→ **About this exercise**
This exercise calls for every record to be set down again, exactly and in full.

→ **Given information**
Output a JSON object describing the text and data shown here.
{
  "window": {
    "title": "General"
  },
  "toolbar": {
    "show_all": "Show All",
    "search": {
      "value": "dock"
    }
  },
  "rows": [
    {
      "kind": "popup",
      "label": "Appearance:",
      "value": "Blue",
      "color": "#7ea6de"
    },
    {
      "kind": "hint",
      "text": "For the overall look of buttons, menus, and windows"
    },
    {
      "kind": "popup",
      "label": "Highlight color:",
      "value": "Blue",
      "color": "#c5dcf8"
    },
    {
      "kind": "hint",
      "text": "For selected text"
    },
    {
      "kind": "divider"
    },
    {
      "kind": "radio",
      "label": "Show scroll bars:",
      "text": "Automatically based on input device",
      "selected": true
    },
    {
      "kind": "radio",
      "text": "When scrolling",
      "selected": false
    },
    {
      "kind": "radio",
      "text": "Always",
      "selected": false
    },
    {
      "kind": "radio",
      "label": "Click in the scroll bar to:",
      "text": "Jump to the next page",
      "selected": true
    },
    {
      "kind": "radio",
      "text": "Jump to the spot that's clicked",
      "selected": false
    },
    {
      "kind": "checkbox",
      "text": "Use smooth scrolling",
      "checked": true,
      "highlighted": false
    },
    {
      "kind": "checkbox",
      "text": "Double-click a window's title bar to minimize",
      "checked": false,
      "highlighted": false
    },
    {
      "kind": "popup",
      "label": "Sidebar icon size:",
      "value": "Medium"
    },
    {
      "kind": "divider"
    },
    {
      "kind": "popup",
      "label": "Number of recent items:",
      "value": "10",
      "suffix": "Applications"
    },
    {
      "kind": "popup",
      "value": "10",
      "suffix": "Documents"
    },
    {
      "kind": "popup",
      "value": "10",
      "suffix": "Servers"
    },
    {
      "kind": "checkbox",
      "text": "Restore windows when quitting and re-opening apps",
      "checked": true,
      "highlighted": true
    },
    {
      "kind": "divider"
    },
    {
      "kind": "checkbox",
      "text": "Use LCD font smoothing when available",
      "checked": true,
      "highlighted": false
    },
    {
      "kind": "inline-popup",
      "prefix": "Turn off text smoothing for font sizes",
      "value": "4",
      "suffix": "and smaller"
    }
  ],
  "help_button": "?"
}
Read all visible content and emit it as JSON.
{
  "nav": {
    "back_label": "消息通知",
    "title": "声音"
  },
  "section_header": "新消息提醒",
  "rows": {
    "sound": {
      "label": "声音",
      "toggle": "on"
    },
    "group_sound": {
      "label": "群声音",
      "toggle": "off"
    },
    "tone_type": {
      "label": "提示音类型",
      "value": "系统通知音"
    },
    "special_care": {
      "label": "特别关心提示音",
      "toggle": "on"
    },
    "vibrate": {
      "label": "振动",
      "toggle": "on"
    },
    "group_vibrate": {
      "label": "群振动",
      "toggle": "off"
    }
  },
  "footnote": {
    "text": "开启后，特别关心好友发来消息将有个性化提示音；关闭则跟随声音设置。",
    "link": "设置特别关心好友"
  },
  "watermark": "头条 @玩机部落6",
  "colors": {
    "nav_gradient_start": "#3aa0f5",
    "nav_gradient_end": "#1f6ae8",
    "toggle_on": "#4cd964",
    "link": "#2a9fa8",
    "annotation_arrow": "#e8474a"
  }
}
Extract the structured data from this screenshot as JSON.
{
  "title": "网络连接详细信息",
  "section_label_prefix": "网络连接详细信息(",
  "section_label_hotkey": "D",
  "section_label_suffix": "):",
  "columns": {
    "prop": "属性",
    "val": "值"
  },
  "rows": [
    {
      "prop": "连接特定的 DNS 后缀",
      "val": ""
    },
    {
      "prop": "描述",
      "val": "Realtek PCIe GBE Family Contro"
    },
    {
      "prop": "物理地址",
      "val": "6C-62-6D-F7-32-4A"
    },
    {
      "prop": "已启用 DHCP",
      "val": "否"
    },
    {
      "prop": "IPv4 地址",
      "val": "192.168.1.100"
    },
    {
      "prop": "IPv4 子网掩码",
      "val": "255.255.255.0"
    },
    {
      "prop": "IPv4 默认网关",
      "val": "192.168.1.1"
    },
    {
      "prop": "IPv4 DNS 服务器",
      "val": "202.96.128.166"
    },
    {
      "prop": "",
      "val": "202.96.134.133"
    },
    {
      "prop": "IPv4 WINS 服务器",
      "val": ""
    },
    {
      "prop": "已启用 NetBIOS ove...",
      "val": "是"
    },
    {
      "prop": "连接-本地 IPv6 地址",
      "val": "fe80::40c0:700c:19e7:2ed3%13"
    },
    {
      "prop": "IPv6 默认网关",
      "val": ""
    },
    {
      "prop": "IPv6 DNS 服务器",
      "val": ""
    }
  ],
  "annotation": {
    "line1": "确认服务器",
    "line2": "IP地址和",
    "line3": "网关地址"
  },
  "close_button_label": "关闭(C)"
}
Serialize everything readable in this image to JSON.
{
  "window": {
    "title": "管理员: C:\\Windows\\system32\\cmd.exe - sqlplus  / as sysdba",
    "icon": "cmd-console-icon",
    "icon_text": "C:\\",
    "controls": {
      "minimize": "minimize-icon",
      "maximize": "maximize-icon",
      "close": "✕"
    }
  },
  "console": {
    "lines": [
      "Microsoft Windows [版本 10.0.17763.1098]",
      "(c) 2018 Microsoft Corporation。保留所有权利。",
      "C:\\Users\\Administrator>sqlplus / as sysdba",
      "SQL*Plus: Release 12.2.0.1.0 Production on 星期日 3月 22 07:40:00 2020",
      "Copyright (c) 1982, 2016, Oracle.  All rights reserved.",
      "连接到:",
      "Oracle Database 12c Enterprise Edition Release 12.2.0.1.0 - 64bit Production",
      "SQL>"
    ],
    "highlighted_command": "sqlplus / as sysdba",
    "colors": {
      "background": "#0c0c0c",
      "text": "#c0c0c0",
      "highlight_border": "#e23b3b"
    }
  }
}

→ **Solution**
Output a JSON object describing the text and data shown here.
{
  "window": {
    "title": "General"
  },
  "toolbar": {
    "show_all": "Show All",
    "search": {
      "value": "dock"
    }
  },
  "rows": [
    {
      "kind": "popup",
      "label": "Appearance:",
      "value": "Blue",
      "color": "#7ea6de"
    },
    {
      "kind": "hint",
      "text": "For the overall look of buttons, menus, and windows"
    },
    {
      "kind": "popup",
      "label": "Highlight color:",
      "value": "Blue",
      "color": "#c5dcf8"
    },
    {
      "kind": "hint",
      "text": "For selected text"
    },
    {
      "kind": "divider"
    },
    {
      "kind": "radio",
      "label": "Show scroll bars:",
      "text": "Automatically based on input device",
      "selected": true
    },
    {
      "kind": "radio",
      "text": "When scrolling",
      "selected": false
    },
    {
      "kind": "radio",
      "text": "Always",
      "selected": false
    },
    {
      "kind": "radio",
      "label": "Click in the scroll bar to:",
      "text": "Jump to the next page",
      "selected": true
    },
    {
      "kind": "radio",
      "text": "Jump to the spot that's clicked",
      "selected": false
    },
    {
      "kind": "checkbox",
      "text": "Use smooth scrolling",
      "checked": true,
      "highlighted": false
    },
    {
      "kind": "checkbox",
      "text": "Double-click a window's title bar to minimize",
      "checked": false,
      "highlighted": false
    },
    {
      "kind": "popup",
      "label": "Sidebar icon size:",
      "value": "Medium"
    },
    {
      "kind": "divider"
    },
    {
      "kind": "popup",
      "label": "Number of recent items:",
      "value": "10",
      "suffix": "Applications"
    },
    {
      "kind": "popup",
      "value": "10",
      "suffix": "Documents"
    },
    {
      "kind": "popup",
      "value": "10",
      "suffix": "Servers"
    },
    {
      "kind": "checkbox",
      "text": "Restore windows when quitting and re-opening apps",
      "checked": true,
      "highlighted": true
    },
    {
      "kind": "divider"
    },
    {
      "kind": "checkbox",
      "text": "Use LCD font smoothing when available",
      "checked": true,
      "highlighted": false
    },
    {
      "kind": "inline-popup",
      "prefix": "Turn off text smoothing for font sizes",
      "value": "4",
      "suffix": "and smaller"
    }
  ],
  "help_button": "?"
}
Read all visible content and emit it as JSON.
{
  "nav": {
    "back_label": "消息通知",
    "title": "声音"
  },
  "section_header": "新消息提醒",
  "rows": {
    "sound": {
      "label": "声音",
      "toggle": "on"
    },
    "group_sound": {
      "label": "群声音",
      "toggle": "off"
    },
    "tone_type": {
      "label": "提示音类型",
      "value": "系统通知音"
    },
    "special_care": {
      "label": "特别关心提示音",
      "toggle": "on"
    },
    "vibrate": {
      "label": "振动",
      "toggle": "on"
    },
    "group_vibrate": {
      "label": "群振动",
      "toggle": "off"
    }
  },
  "footnote": {
    "text": "开启后，特别关心好友发来消息将有个性化提示音；关闭则跟随声音设置。",
    "link": "设置特别关心好友"
  },
  "watermark": "头条 @玩机部落6",
  "colors": {
    "nav_gradient_start": "#3aa0f5",
    "nav_gradient_end": "#1f6ae8",
    "toggle_on": "#4cd964",
    "link": "#2a9fa8",
    "annotation_arrow": "#e8474a"
  }
}
Extract the structured data from this screenshot as JSON.
{
  "title": "网络连接详细信息",
  "section_label_prefix": "网络连接详细信息(",
  "section_label_hotkey": "D",
  "section_label_suffix": "):",
  "columns": {
    "prop": "属性",
    "val": "值"
  },
  "rows": [
    {
      "prop": "连接特定的 DNS 后缀",
      "val": ""
    },
    {
      "prop": "描述",
      "val": "Realtek PCIe GBE Family Contro"
    },
    {
      "prop": "物理地址",
      "val": "6C-62-6D-F7-32-4A"
    },
    {
      "prop": "已启用 DHCP",
      "val": "否"
    },
    {
      "prop": "IPv4 地址",
      "val": "192.168.1.100"
    },
    {
      "prop": "IPv4 子网掩码",
      "val": "255.255.255.0"
    },
    {
      "prop": "IPv4 默认网关",
      "val": "192.168.1.1"
    },
    {
      "prop": "IPv4 DNS 服务器",
      "val": "202.96.128.166"
    },
    {
      "prop": "",
      "val": "202.96.134.133"
    },
    {
      "prop": "IPv4 WINS 服务器",
      "val": ""
    },
    {
      "prop": "已启用 NetBIOS ove...",
      "val": "是"
    },
    {
      "prop": "连接-本地 IPv6 地址",
      "val": "fe80::40c0:700c:19e7:2ed3%13"
    },
    {
      "prop": "IPv6 默认网关",
      "val": ""
    },
    {
      "prop": "IPv6 DNS 服务器",
      "val": ""
    }
  ],
  "annotation": {
    "line1": "确认服务器",
    "line2": "IP地址和",
    "line3": "网关地址"
  },
  "close_button_label": "关闭(C)"
}
Serialize everything readable in this image to JSON.
{
  "window": {
    "title": "管理员: C:\\Windows\\system32\\cmd.exe - sqlplus  / as sysdba",
    "icon": "cmd-console-icon",
    "icon_text": "C:\\",
    "controls": {
      "minimize": "minimize-icon",
      "maximize": "maximize-icon",
      "close": "✕"
    }
  },
  "console": {
    "lines": [
      "Microsoft Windows [版本 10.0.17763.1098]",
      "(c) 2018 Microsoft Corporation。保留所有权利。",
      "C:\\Users\\Administrator>sqlplus / as sysdba",
      "SQL*Plus: Release 12.2.0.1.0 Production on 星期日 3月 22 07:40:00 2020",
      "Copyright (c) 1982, 2016, Oracle.  All rights reserved.",
      "连接到:",
      "Oracle Database 12c Enterprise Edition Release 12.2.0.1.0 - 64bit Production",
      "SQL>"
    ],
    "highlighted_command": "sqlplus / as sysdba",
    "colors": {
      "background": "#0c0c0c",
      "text": "#c0c0c0",
      "highlight_border": "#e23b3b"
    }
  }
}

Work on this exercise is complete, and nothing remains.